[Stored data entries]
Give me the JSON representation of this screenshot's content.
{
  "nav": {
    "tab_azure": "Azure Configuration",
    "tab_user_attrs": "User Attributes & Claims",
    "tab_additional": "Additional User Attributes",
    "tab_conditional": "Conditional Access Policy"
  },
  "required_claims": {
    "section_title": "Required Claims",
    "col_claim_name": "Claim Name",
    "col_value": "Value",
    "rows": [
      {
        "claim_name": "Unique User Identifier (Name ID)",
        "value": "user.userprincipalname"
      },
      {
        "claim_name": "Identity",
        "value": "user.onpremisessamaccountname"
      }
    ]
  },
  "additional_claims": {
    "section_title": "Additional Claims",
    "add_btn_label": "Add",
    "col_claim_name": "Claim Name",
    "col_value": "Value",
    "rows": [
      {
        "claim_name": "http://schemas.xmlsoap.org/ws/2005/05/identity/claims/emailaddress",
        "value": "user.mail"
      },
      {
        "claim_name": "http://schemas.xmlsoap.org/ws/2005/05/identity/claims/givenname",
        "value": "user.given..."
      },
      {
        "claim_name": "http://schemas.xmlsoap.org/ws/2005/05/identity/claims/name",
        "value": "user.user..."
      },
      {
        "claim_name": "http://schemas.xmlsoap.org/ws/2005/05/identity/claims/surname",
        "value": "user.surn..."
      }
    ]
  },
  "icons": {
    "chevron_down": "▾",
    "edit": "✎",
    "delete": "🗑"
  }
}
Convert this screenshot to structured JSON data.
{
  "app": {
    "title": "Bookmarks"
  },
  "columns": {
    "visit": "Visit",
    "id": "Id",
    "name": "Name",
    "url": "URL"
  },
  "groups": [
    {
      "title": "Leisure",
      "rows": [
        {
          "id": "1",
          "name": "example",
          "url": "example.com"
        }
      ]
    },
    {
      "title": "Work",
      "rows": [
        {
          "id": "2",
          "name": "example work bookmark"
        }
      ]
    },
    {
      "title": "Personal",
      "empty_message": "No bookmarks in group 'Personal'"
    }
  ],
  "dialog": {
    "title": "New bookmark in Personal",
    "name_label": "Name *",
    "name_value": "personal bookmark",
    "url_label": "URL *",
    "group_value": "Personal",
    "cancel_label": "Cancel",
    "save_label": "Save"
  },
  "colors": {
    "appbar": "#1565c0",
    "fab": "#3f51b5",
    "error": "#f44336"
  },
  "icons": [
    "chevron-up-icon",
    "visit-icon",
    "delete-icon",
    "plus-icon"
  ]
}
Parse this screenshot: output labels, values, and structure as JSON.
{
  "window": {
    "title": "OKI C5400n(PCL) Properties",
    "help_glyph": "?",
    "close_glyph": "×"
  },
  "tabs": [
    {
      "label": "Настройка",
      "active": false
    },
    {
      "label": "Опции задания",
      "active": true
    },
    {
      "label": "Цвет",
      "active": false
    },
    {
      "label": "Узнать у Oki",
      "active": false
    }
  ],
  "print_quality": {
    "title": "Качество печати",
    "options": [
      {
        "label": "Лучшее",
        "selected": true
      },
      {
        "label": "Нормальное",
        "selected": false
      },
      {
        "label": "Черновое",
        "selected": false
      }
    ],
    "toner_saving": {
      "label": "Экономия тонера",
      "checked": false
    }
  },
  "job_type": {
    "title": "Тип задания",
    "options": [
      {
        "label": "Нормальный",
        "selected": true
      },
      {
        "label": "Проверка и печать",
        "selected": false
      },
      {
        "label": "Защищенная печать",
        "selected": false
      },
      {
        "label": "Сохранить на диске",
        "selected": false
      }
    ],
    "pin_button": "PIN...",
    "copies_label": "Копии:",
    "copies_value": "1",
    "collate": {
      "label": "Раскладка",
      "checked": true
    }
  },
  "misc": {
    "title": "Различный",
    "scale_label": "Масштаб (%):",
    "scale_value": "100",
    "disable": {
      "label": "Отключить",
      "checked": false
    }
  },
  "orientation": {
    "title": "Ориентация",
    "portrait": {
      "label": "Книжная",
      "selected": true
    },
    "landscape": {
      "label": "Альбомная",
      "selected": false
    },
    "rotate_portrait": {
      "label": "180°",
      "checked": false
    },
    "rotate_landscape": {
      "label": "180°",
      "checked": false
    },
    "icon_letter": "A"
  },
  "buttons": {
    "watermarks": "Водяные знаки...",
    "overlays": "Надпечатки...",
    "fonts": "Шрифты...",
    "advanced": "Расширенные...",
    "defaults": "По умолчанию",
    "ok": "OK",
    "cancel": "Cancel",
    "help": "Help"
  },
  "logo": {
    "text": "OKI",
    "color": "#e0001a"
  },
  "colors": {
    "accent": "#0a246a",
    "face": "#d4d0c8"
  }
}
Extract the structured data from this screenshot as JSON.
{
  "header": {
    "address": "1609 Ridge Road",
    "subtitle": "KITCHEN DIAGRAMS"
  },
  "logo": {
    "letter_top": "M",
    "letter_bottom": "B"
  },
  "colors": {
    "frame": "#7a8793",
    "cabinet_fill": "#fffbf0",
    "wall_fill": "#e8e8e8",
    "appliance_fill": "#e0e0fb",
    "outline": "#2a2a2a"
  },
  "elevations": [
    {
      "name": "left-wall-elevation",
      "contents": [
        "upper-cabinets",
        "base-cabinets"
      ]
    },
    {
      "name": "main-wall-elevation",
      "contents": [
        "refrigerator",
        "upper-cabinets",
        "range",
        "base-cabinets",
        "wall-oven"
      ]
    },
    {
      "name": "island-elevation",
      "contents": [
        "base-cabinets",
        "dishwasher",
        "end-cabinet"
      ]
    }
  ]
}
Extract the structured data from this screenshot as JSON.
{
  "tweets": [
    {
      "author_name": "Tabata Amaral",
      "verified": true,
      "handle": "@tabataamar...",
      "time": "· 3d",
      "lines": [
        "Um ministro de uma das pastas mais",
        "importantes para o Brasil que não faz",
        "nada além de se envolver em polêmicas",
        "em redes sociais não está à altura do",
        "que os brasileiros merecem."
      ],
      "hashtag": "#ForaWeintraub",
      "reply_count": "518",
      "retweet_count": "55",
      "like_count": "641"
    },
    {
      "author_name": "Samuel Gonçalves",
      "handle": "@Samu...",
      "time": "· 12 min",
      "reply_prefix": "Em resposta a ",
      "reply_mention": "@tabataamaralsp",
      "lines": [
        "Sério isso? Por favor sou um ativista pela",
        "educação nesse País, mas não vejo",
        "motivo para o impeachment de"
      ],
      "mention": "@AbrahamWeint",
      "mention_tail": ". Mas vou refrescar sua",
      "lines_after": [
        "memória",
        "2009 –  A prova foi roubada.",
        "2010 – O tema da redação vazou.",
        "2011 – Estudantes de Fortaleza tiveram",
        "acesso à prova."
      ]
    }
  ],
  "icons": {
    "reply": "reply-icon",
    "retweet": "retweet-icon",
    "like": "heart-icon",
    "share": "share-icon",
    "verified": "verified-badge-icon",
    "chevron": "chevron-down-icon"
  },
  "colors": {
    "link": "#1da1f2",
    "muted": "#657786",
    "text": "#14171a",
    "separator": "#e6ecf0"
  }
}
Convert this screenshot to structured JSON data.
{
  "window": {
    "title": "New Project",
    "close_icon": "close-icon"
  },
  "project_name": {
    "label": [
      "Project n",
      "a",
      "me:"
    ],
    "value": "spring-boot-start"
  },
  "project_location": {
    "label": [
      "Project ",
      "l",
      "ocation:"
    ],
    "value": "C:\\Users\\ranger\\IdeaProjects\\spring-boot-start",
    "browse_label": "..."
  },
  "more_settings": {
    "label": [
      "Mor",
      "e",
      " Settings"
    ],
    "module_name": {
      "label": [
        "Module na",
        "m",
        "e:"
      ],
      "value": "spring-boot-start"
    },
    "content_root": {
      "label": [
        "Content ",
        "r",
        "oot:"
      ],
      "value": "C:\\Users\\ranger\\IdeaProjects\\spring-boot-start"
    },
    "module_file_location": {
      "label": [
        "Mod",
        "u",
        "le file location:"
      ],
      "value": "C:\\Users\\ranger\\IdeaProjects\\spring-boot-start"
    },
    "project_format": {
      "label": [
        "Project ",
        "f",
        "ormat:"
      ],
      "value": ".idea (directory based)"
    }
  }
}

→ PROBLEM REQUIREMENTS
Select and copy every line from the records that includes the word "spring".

→ EXERCISE RESPONSE
    "value": "spring-boot-start"
    "value": "C:\\Users\\ranger\\IdeaProjects\\spring-boot-start",
      "value": "spring-boot-start"
      "value": "C:\\Users\\ranger\\IdeaProjects\\spring-boot-start"
      "value": "C:\\Users\\ranger\\IdeaProjects\\spring-boot-start"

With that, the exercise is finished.